Back from Europe, and L.A. is doing just fine
New thoughts on corruption, democracy, and things to actually make you feel good
It’s been a minute. For now, I’m done with my European adventures and will be home in Los Angeles just in time for our city council to finish unraveling! I just published a piece in Puck with my thoughts about the racism and corruption scandal and what it could mean for reimagining democracy and how we citizen. Here’s a chunky quote:
Los Angeles, a city of nearly 4 million people, has only 15 city council seats. Prior to this week, the council was comprised of five white Angelenos, four Latinos, three Blacks, and two Asians—while the population shares of these groups, in the same order, are 28 percent, 48 percent, 9 percent, and 12 percent. The Latino and Asian shares of the population are increasing while white and Black shares are on the decline. If you look at political representation through the reductive lens of melanin composition, then Latinos could be justified in feeling underrepresented. If you acknowledge the history of limiting Latino power in Los Angeles, they are fully justified. I’ve certainly used the same logic when calling for increased representation for Black Americans in a number of areas in society. But when I did so, I didn’t attack and insult a three-year-old to make my point.
Look, solidarity is complicated. When considering these stats, I think back to my conversation with author Heather McGhee about her book The Sum of Us, in which she explained the “zero-sum mentality” that keeps America from fully embracing multiracial democracy with an economy that works for all. McGhee’s core idea is simple: By convincing people that the progress of one group—political, economic, racial, etc.—cancels out the advances of another, it’s possible to keep people divided while harboring more power at the top. That tactic has been part of the American playbook since its founding, through Reconstruction and the New Deal through to the current day. However, I frequently reflect on the flipside of this in McGhee’s related idea of a “solidarity dividend” and the possibility of greater wealth creation through collaboration and multiracial coalitions—a concept that has motivated much of my own work and much of this nation’s progress so far.

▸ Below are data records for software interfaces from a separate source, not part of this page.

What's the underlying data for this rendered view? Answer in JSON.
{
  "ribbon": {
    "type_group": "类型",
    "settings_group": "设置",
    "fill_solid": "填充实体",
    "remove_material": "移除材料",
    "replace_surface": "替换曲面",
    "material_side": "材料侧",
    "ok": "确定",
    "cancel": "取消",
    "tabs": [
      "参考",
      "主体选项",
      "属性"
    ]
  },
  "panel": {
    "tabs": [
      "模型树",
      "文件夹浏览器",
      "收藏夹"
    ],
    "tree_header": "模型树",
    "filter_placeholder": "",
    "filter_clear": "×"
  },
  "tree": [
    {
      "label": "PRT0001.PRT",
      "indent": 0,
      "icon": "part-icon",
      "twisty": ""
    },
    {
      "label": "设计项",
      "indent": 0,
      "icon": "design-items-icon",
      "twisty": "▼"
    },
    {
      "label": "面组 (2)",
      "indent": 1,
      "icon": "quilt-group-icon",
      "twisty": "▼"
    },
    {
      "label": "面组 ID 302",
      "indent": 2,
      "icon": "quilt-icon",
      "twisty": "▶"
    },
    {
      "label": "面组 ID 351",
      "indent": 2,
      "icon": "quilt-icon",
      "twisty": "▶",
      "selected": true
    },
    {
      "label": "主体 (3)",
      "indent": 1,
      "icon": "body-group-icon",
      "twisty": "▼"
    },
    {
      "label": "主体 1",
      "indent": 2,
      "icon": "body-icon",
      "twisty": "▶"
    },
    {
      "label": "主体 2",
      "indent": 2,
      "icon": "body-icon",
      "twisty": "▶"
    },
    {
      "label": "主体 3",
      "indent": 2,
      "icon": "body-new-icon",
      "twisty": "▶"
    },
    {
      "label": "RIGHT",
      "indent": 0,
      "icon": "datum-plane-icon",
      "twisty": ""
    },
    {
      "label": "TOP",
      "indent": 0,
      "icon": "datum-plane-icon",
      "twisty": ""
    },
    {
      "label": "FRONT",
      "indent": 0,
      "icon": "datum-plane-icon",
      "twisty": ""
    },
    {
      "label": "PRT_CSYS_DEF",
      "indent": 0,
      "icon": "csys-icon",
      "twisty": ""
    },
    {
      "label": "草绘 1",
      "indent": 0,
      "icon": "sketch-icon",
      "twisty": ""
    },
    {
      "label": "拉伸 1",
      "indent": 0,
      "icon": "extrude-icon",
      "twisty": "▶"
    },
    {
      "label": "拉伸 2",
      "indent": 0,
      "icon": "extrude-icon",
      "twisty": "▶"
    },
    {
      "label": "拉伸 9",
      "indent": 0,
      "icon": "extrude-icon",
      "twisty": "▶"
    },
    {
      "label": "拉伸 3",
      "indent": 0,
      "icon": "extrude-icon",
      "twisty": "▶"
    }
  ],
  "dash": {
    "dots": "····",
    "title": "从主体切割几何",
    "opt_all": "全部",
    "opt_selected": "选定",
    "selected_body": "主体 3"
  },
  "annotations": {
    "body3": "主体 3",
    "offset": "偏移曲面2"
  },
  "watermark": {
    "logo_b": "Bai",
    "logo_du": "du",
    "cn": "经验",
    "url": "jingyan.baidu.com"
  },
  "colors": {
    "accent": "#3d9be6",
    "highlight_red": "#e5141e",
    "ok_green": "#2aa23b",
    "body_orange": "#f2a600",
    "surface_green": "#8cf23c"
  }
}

Beyond that here’s some other stuff I’m excited or enraged about.
Sarah Jones is one of my favorite artists and performers, and I’m stoked that her one-woman stage show, Sell/Buy/Date, is coming to film
I found the best obituary for Queen Elizabeth II in The Short, Unhappy Life of Elizabeth Windsor
Charlie Warzel read through a lot of Elon texts so you don’t have to in Elon Musk’s Texts Shatter the Myth of the Tech Genius. Once again, we find out what happens when we project ideals and expectations on people successful in one domain to lead us in another.
When I was in Amsterdam recently (don’t be mad!) I got to meet and interview Dilla Thomas. He’s become a TikTok star for his posts about Chicago history. He’s a public historian who’s also a public city employee, and he’s just dope. This article about him gives you a flavor, and if you’re already someone who donates copious quantities of your attention to a questionably-owned digital enterprise, check him out on TikTok.
Finally, see The Woman King! Really. It’s so damn good.
My best comment on social diversity comes from biology. The fittest ecosystems--from microbial biofilms to Yellowstone--are those with the most diversity and where the elements of that diversity are most interdependent. I'm from your neighborhood in LA and wish them all well despite the strife in their trying.